Exercise >> Could you output the listing that follows exactly, without its images?

Data shown >>
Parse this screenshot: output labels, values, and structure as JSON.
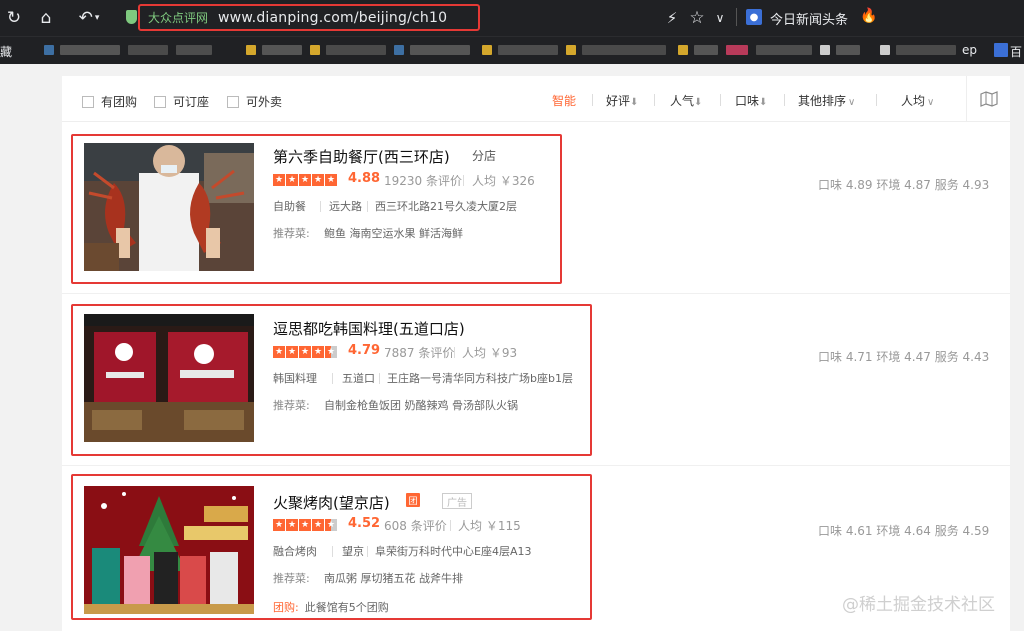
{
  "browser": {
    "site_name": "大众点评网",
    "url": "www.dianping.com/beijing/ch10",
    "news_label": "今日新闻头条",
    "bookmark_left": "藏",
    "bookmark_right_a": "ep",
    "bookmark_right_b": "百"
  },
  "filters": {
    "checkboxes": [
      "有团购",
      "可订座",
      "可外卖"
    ],
    "sorts": [
      "智能",
      "好评",
      "人气",
      "口味",
      "其他排序",
      "人均"
    ]
  },
  "restaurants": [
    {
      "name": "第六季自助餐厅(西三环店)",
      "branch_tag": "分店",
      "score": "4.88",
      "reviews": "19230 条评价",
      "avg_price": "人均 ￥326",
      "category": "自助餐",
      "district": "远大路",
      "address": "西三环北路21号久凌大厦2层",
      "reco_label": "推荐菜:",
      "reco_dishes": "鲍鱼  海南空运水果  鲜活海鲜",
      "ratings": "口味 4.89   环境 4.87   服务 4.93"
    },
    {
      "name": "逗思都吃韩国料理(五道口店)",
      "score": "4.79",
      "reviews": "7887 条评价",
      "avg_price": "人均 ￥93",
      "category": "韩国料理",
      "district": "五道口",
      "address": "王庄路一号清华同方科技广场b座b1层",
      "reco_label": "推荐菜:",
      "reco_dishes": "自制金枪鱼饭团  奶酪辣鸡  骨汤部队火锅",
      "ratings": "口味 4.71   环境 4.47   服务 4.43"
    },
    {
      "name": "火聚烤肉(望京店)",
      "tuan_badge": "团",
      "ad_tag": "广告",
      "score": "4.52",
      "reviews": "608 条评价",
      "avg_price": "人均 ￥115",
      "category": "融合烤肉",
      "district": "望京",
      "address": "阜荣街万科时代中心E座4层A13",
      "reco_label": "推荐菜:",
      "reco_dishes": "南瓜粥  厚切猪五花  战斧牛排",
      "group_label": "团购:",
      "group_text": "此餐馆有5个团购",
      "ratings": "口味 4.61   环境 4.64   服务 4.59"
    }
  ],
  "watermark": "@稀土掘金技术社区",
  "colors": {
    "accent": "#ff6633",
    "highlight": "#e53935",
    "chrome": "#202124"
  }
}
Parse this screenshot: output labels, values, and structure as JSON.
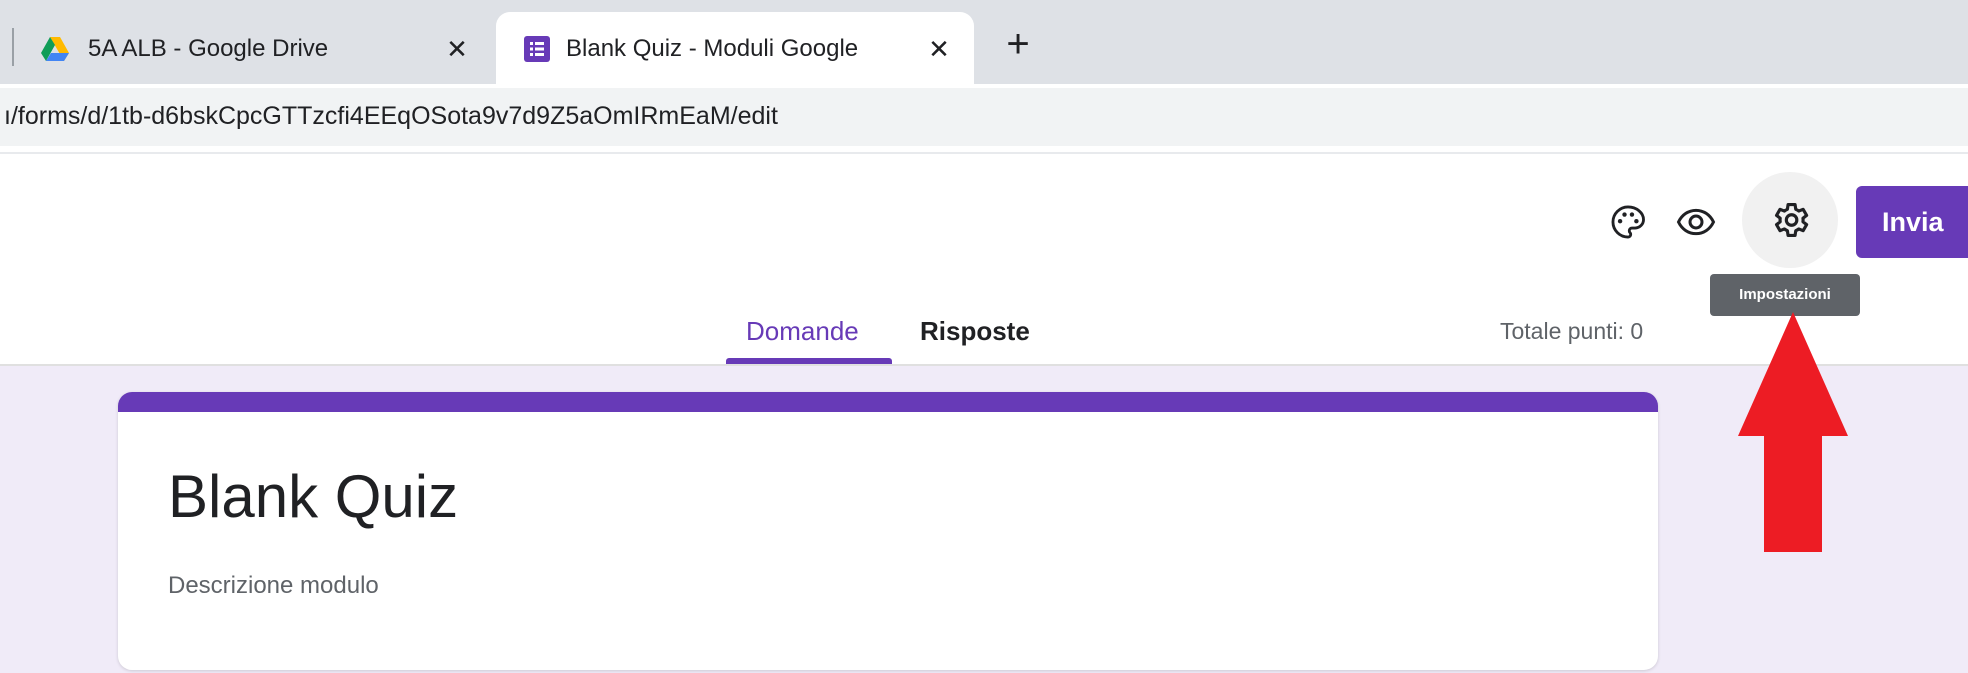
{
  "browser": {
    "tabs": [
      {
        "title": "5A ALB - Google Drive",
        "icon": "google-drive-icon",
        "active": false
      },
      {
        "title": "Blank Quiz - Moduli Google",
        "icon": "google-forms-icon",
        "active": true
      }
    ],
    "close_glyph": "✕",
    "new_tab_glyph": "+",
    "url": "ı/forms/d/1tb-d6bskCpcGTTzcfi4EEqOSota9v7d9Z5aOmIRmEaM/edit"
  },
  "header": {
    "icons": [
      "palette-icon",
      "eye-icon",
      "gear-icon"
    ],
    "send_label": "Invia",
    "tooltip": "Impostazioni"
  },
  "form_tabs": {
    "questions": "Domande",
    "responses": "Risposte",
    "total_points": "Totale punti: 0"
  },
  "form": {
    "title": "Blank Quiz",
    "description": "Descrizione modulo"
  },
  "colors": {
    "accent": "#673ab7",
    "background": "#f0ebf8",
    "arrow": "#ed1c24"
  }
}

Worked solution >>
Parse this screenshot: output labels, values, and structure as JSON.
{
  "browser": {
    "site_name": "大众点评网",
    "url": "www.dianping.com/beijing/ch10",
    "news_label": "今日新闻头条",
    "bookmark_left": "藏",
    "bookmark_right_a": "ep",
    "bookmark_right_b": "百"
  },
  "filters": {
    "checkboxes": [
      "有团购",
      "可订座",
      "可外卖"
    ],
    "sorts": [
      "智能",
      "好评",
      "人气",
      "口味",
      "其他排序",
      "人均"
    ]
  },
  "restaurants": [
    {
      "name": "第六季自助餐厅(西三环店)",
      "branch_tag": "分店",
      "score": "4.88",
      "reviews": "19230 条评价",
      "avg_price": "人均 ￥326",
      "category": "自助餐",
      "district": "远大路",
      "address": "西三环北路21号久凌大厦2层",
      "reco_label": "推荐菜:",
      "reco_dishes": "鲍鱼  海南空运水果  鲜活海鲜",
      "ratings": "口味 4.89   环境 4.87   服务 4.93"
    },
    {
      "name": "逗思都吃韩国料理(五道口店)",
      "score": "4.79",
      "reviews": "7887 条评价",
      "avg_price": "人均 ￥93",
      "category": "韩国料理",
      "district": "五道口",
      "address": "王庄路一号清华同方科技广场b座b1层",
      "reco_label": "推荐菜:",
      "reco_dishes": "自制金枪鱼饭团  奶酪辣鸡  骨汤部队火锅",
      "ratings": "口味 4.71   环境 4.47   服务 4.43"
    },
    {
      "name": "火聚烤肉(望京店)",
      "tuan_badge": "团",
      "ad_tag": "广告",
      "score": "4.52",
      "reviews": "608 条评价",
      "avg_price": "人均 ￥115",
      "category": "融合烤肉",
      "district": "望京",
      "address": "阜荣街万科时代中心E座4层A13",
      "reco_label": "推荐菜:",
      "reco_dishes": "南瓜粥  厚切猪五花  战斧牛排",
      "group_label": "团购:",
      "group_text": "此餐馆有5个团购",
      "ratings": "口味 4.61   环境 4.64   服务 4.59"
    }
  ],
  "watermark": "@稀土掘金技术社区",
  "colors": {
    "accent": "#ff6633",
    "highlight": "#e53935",
    "chrome": "#202124"
  }
}
Parse this screenshot: output labels, values, and structure as JSON.
{
  "browser": {
    "tabs": [
      {
        "title": "5A ALB - Google Drive",
        "icon": "google-drive-icon",
        "active": false
      },
      {
        "title": "Blank Quiz - Moduli Google",
        "icon": "google-forms-icon",
        "active": true
      }
    ],
    "close_glyph": "✕",
    "new_tab_glyph": "+",
    "url": "ı/forms/d/1tb-d6bskCpcGTTzcfi4EEqOSota9v7d9Z5aOmIRmEaM/edit"
  },
  "header": {
    "icons": [
      "palette-icon",
      "eye-icon",
      "gear-icon"
    ],
    "send_label": "Invia",
    "tooltip": "Impostazioni"
  },
  "form_tabs": {
    "questions": "Domande",
    "responses": "Risposte",
    "total_points": "Totale punti: 0"
  },
  "form": {
    "title": "Blank Quiz",
    "description": "Descrizione modulo"
  },
  "colors": {
    "accent": "#673ab7",
    "background": "#f0ebf8",
    "arrow": "#ed1c24"
  }
}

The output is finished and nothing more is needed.